THERMO Spoken Here! ~ J. Pohl © | TOC NEXT ~ 37 |

Typical vectors for a BODY (as system) are its spatial properties: position and velocity (also acceleration). The gravity force and sum of surface (or external) forces, ΣF, are vectors. The figure shows a BODY in 0XZ-space with a notation for its vectors.

Details of the figure are:

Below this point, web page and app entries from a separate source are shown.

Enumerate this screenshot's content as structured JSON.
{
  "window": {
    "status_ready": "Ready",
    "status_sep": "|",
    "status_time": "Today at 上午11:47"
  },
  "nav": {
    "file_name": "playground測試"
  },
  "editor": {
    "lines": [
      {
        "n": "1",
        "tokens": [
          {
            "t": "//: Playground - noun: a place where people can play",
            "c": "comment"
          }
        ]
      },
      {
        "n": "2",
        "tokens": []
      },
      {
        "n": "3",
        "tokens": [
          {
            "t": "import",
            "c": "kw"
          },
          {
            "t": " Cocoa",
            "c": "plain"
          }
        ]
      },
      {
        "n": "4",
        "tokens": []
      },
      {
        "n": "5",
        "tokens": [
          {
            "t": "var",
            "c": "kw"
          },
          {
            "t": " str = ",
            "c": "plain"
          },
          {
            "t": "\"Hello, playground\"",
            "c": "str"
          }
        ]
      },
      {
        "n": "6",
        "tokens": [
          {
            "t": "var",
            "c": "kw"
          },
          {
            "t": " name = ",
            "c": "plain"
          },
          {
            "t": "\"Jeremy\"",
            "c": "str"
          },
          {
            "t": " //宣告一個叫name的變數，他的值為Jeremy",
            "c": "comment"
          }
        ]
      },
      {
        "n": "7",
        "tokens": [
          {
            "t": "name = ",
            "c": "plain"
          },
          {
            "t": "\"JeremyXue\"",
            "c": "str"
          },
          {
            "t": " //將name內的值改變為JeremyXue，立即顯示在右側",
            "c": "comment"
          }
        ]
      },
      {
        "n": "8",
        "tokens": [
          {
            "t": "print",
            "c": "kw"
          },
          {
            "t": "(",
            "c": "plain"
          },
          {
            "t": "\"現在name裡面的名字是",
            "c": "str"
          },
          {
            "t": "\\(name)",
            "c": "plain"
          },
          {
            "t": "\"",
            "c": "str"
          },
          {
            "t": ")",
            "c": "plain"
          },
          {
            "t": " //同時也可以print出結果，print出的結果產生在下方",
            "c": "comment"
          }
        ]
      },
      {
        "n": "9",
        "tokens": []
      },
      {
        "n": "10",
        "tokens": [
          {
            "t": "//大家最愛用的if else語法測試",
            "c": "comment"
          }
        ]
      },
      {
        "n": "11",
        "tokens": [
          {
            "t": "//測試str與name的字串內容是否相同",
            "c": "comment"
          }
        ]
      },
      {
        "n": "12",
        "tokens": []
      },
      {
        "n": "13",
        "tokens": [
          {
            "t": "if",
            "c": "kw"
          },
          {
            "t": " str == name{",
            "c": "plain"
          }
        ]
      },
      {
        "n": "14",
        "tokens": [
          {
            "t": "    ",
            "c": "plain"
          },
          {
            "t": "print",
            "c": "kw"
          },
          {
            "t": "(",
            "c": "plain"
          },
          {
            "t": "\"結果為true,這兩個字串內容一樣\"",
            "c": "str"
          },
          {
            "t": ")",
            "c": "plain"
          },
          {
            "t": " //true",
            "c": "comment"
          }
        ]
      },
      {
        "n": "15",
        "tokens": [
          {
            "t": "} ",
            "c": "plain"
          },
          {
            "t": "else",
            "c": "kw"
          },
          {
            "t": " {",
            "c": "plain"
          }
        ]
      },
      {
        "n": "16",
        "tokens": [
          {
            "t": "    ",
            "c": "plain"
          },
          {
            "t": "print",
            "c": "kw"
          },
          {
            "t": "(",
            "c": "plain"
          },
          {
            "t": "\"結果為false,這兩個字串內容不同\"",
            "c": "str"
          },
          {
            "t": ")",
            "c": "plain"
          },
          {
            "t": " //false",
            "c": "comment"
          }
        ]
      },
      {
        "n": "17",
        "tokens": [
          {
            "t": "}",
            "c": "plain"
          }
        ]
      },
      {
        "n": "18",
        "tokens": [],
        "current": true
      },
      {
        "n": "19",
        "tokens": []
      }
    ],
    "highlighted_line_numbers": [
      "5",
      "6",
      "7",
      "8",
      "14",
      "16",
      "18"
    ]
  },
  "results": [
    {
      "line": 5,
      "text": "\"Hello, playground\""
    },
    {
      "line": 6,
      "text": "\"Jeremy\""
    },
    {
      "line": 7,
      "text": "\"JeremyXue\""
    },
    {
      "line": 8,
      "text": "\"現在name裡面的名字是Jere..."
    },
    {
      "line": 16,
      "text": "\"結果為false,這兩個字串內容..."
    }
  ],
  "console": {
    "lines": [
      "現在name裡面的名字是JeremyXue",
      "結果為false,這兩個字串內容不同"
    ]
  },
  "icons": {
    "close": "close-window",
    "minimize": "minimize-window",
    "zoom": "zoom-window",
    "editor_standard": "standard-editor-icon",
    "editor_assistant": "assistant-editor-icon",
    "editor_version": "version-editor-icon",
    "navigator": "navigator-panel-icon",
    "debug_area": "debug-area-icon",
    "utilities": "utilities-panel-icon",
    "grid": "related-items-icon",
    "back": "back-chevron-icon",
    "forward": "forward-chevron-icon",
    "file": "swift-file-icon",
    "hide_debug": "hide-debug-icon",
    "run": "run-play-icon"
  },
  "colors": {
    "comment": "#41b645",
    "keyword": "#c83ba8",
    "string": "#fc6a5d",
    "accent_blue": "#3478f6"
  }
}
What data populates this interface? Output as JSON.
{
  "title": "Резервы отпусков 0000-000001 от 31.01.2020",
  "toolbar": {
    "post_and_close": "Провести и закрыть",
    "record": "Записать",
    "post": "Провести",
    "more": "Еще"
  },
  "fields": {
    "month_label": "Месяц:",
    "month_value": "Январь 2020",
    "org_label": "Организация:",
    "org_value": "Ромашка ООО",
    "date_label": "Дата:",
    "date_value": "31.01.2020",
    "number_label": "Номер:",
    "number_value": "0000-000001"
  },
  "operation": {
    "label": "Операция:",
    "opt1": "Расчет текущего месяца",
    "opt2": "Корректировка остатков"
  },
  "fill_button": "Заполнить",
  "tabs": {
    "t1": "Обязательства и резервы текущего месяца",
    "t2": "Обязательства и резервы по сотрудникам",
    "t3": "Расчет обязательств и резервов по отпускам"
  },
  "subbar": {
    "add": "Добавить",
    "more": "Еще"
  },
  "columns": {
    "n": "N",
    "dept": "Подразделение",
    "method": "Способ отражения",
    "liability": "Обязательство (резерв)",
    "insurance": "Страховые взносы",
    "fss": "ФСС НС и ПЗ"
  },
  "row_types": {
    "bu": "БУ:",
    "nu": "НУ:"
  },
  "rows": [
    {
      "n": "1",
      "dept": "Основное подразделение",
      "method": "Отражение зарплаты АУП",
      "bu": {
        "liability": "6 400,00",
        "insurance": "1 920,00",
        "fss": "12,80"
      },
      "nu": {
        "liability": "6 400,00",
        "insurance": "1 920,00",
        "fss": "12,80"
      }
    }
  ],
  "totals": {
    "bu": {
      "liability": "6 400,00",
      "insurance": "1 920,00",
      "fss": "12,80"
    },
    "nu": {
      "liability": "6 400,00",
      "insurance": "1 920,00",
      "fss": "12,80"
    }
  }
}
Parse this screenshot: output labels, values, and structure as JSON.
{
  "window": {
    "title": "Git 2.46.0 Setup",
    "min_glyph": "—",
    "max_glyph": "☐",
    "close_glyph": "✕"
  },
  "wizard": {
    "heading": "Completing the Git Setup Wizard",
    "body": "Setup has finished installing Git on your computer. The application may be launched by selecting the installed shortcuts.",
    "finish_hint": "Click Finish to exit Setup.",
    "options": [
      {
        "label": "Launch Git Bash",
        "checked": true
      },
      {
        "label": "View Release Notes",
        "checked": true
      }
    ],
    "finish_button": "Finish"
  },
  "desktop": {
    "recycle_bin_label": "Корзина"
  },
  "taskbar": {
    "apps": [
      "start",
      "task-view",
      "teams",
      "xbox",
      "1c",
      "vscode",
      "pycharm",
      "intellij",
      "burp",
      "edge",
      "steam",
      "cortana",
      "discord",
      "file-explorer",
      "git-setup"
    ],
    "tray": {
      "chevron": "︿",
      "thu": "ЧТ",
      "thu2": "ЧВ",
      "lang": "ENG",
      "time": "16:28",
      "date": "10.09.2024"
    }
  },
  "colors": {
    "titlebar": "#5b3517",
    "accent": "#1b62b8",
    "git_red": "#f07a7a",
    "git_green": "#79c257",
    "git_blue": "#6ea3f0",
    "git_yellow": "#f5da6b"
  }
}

- An origin is selected at rest on Earth. The position vector is referenced to the origin.
- The tails of the velocity and acceleration vectors are slightly offset from the BODY to distinguish these vectors from forces.
- The velocity is always tangent to the path of motion of the BODY.
- Were gravity is inconsequential (the coordinates 0XY are used rather than 0XZ), the direction of the acceleration vector is the same as the direction of the sum of forces.
- Minor point: Either the "head" or the "tail" of a force vector might be applied at the BODY. When the "head" of the vector touches the BODY, a "push" is implied. For a "pull" the tail of the vector contacts the BODY.

Beginners might think there is too much notation. Sketches that retain the physicality of physical situations require careful, consistent graphical notation. Notations are learned not so much for simple problems; they are learned as preparation to understand and solve more difficult problems.

Typical vectors for a BODY (as system) are its spatial properties: position and velocity (also acceleration). The gravity force and sum of surface (or external) forces, ΣF, are vectors. The figure shows a BODY in 0XZ-space with a notation for its vectors.

Premise presently unwritted!